The Sea Turtle Research and Rescue Rehabilitation Center (DEKAMER) in Dalyan, a district of Muğla in southwestern Turkey, has been conducting sea turtle monitoring for a long time. Tuba, found on Iztuzu Beach in the region, has become the turtle they have watched for the longest time. Tuba's map has been viewed more than 4 million times by people around the world.
DEKAMER scientific coordinator Doğan Sözbilen told Anadolu Agency (AA) that sea turtles are creatures that live for a very long time and spend most of their lives in the sea.
"The life of a Caretta caretta in the sea is very important. We started to monitor the turtles by using satellite tracking technology to obtain this information. Strict protection measures are in place on many beaches and important research is carried out in Turkey," he said.
Sözbilen described Tuba's route as she started her journey from Turkey's Iztuzu Beach and stayed off Marmaris, on the Mediterranean coast, for about two months. Tuba then crossed the Aegean islands and reached Greece, from there she passed to Malta to spend the winter season. Then, with the arrival of summer and the water temperature increasing, she moved to the Adriatic.
"The public reaction for Tuba's journey is amazing. Her travel map currently has over 4 million views. People are really curious about Tuba, as she traveled 10,000 kilometers since we started monitoring her. (The tracker) still sends signals to us since she was released into the sea about two years ago. Tuba is the first turtle to be tracked from Turkey to the Adriatic," he said.
The biggest problem in the satellite monitoring process is the device's battery. No one knows for how long or how far we will be able to follow Tuba's journey.
Sözbilen, his team and all of Tuba's followers are excited about the next phase of Tuba's journey and where she may go. They are hoping that the battery life continues and allows them to follow the rest of her story.

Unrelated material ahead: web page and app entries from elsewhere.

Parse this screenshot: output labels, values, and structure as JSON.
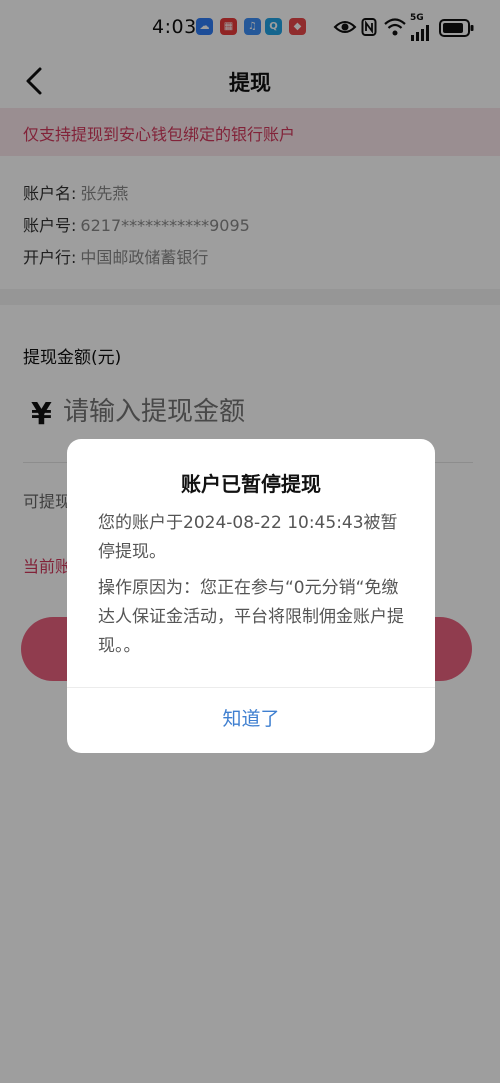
{
  "status_bar": {
    "time": "4:03",
    "network": "5G",
    "apps": [
      {
        "icon": "cloud-app-icon",
        "color": "#2f7cf6",
        "glyph": "☁"
      },
      {
        "icon": "shopping-cart-app-icon",
        "color": "#e83b3b",
        "glyph": "🛒"
      },
      {
        "icon": "music-app-icon",
        "color": "#3d8ef7",
        "glyph": "♫"
      },
      {
        "icon": "search-app-icon",
        "color": "#21a4e6",
        "glyph": "Q"
      },
      {
        "icon": "red-packet-app-icon",
        "color": "#e8484a",
        "glyph": "◆"
      }
    ]
  },
  "nav": {
    "title": "提现"
  },
  "notice": "仅支持提现到安心钱包绑定的银行账户",
  "account": {
    "name_label": "账户名:",
    "name_value": "张先燕",
    "number_label": "账户号:",
    "number_value": "6217***********9095",
    "bank_label": "开户行:",
    "bank_value": "中国邮政储蓄银行"
  },
  "withdraw": {
    "amount_label": "提现金额(元)",
    "currency_symbol": "¥",
    "amount_placeholder": "请输入提现金额",
    "available_partial": "可提现",
    "current_partial": "当前账"
  },
  "dialog": {
    "title": "账户已暂停提现",
    "message_1": "您的账户于2024-08-22 10:45:43被暂停提现。",
    "message_2": "操作原因为：您正在参与“0元分销“免缴达人保证金活动，平台将限制佣金账户提现。。",
    "confirm": "知道了"
  },
  "colors": {
    "accent": "#d2395d",
    "button": "#e8627f",
    "link": "#3f7fd0"
  }
}
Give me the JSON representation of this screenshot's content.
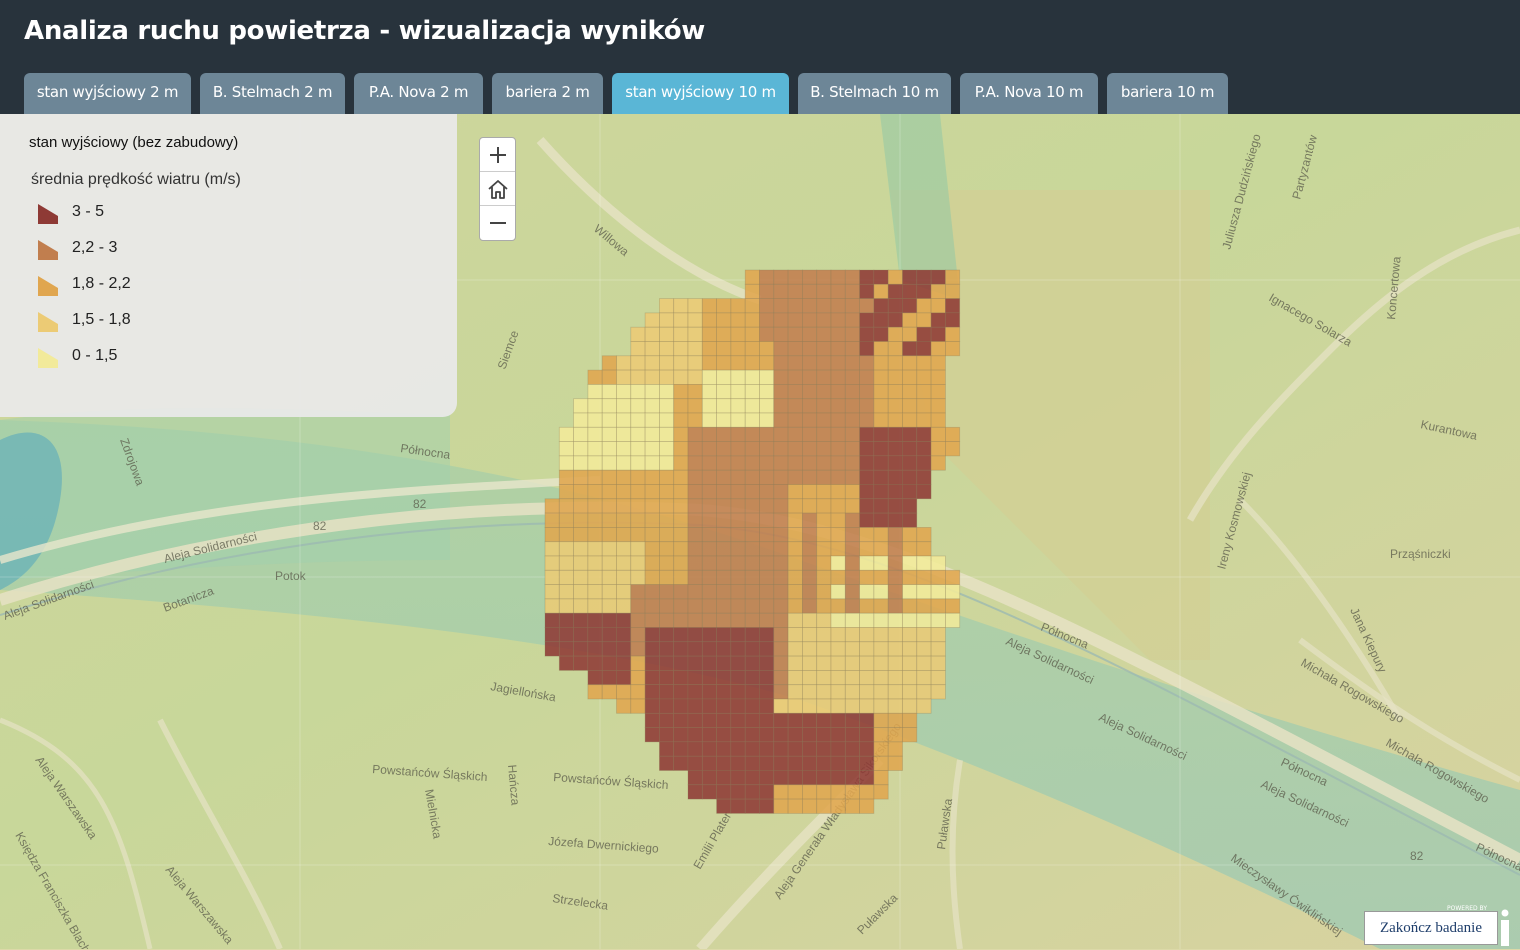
{
  "header": {
    "title": "Analiza ruchu powietrza - wizualizacja wyników"
  },
  "tabs": [
    {
      "label": "stan wyjściowy 2 m",
      "active": false
    },
    {
      "label": "B. Stelmach 2 m",
      "active": false
    },
    {
      "label": "P.A. Nova 2 m",
      "active": false
    },
    {
      "label": "bariera 2 m",
      "active": false
    },
    {
      "label": "stan wyjściowy 10 m",
      "active": true
    },
    {
      "label": "B. Stelmach 10 m",
      "active": false
    },
    {
      "label": "P.A. Nova 10 m",
      "active": false
    },
    {
      "label": "bariera 10 m",
      "active": false
    }
  ],
  "legend": {
    "title": "stan wyjściowy (bez zabudowy)",
    "subtitle": "średnia prędkość wiatru (m/s)",
    "classes": [
      {
        "label": "3 - 5",
        "color": "#8e3a35"
      },
      {
        "label": "2,2 - 3",
        "color": "#c17e4e"
      },
      {
        "label": "1,8 - 2,2",
        "color": "#e0a64f"
      },
      {
        "label": "1,5 - 1,8",
        "color": "#eccb75"
      },
      {
        "label": "0 - 1,5",
        "color": "#f2ea9a"
      }
    ]
  },
  "zoom_controls": {
    "zoom_in_icon": "plus-icon",
    "home_icon": "home-icon",
    "zoom_out_icon": "minus-icon"
  },
  "map_labels": [
    "Willowa",
    "Siemce",
    "Północna",
    "Zdrojowa",
    "Aleja Solidarności",
    "82",
    "Potok",
    "Botanicza",
    "Jagiellońska",
    "Powstańców Śląskich",
    "Józefa Dwernickiego",
    "Strzelecka",
    "Aleja Warszawska",
    "Księdza Franciszka Blachnickiego",
    "Mielnicka",
    "Hańcza",
    "Emilii Plater",
    "Aleja Generała Władysława Sikorskiego",
    "Puławska",
    "Mieczysławy Ćwiklińskiej",
    "Kurantowa",
    "Prząśniczki",
    "Koncertowa",
    "Ignacego Solarza",
    "Michała Rogowskiego",
    "Jana Kiepury",
    "Ireny Kosmowskiej",
    "Kołłątaja",
    "Partyzantów",
    "Juliusza Dudzińskiego"
  ],
  "footer": {
    "finish_button": "Zakończ badanie",
    "powered_by": "POWERED BY"
  }
}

The movements of turtles, which are tracked with a satellite tracking device, can be viewed on DEKAMER's website.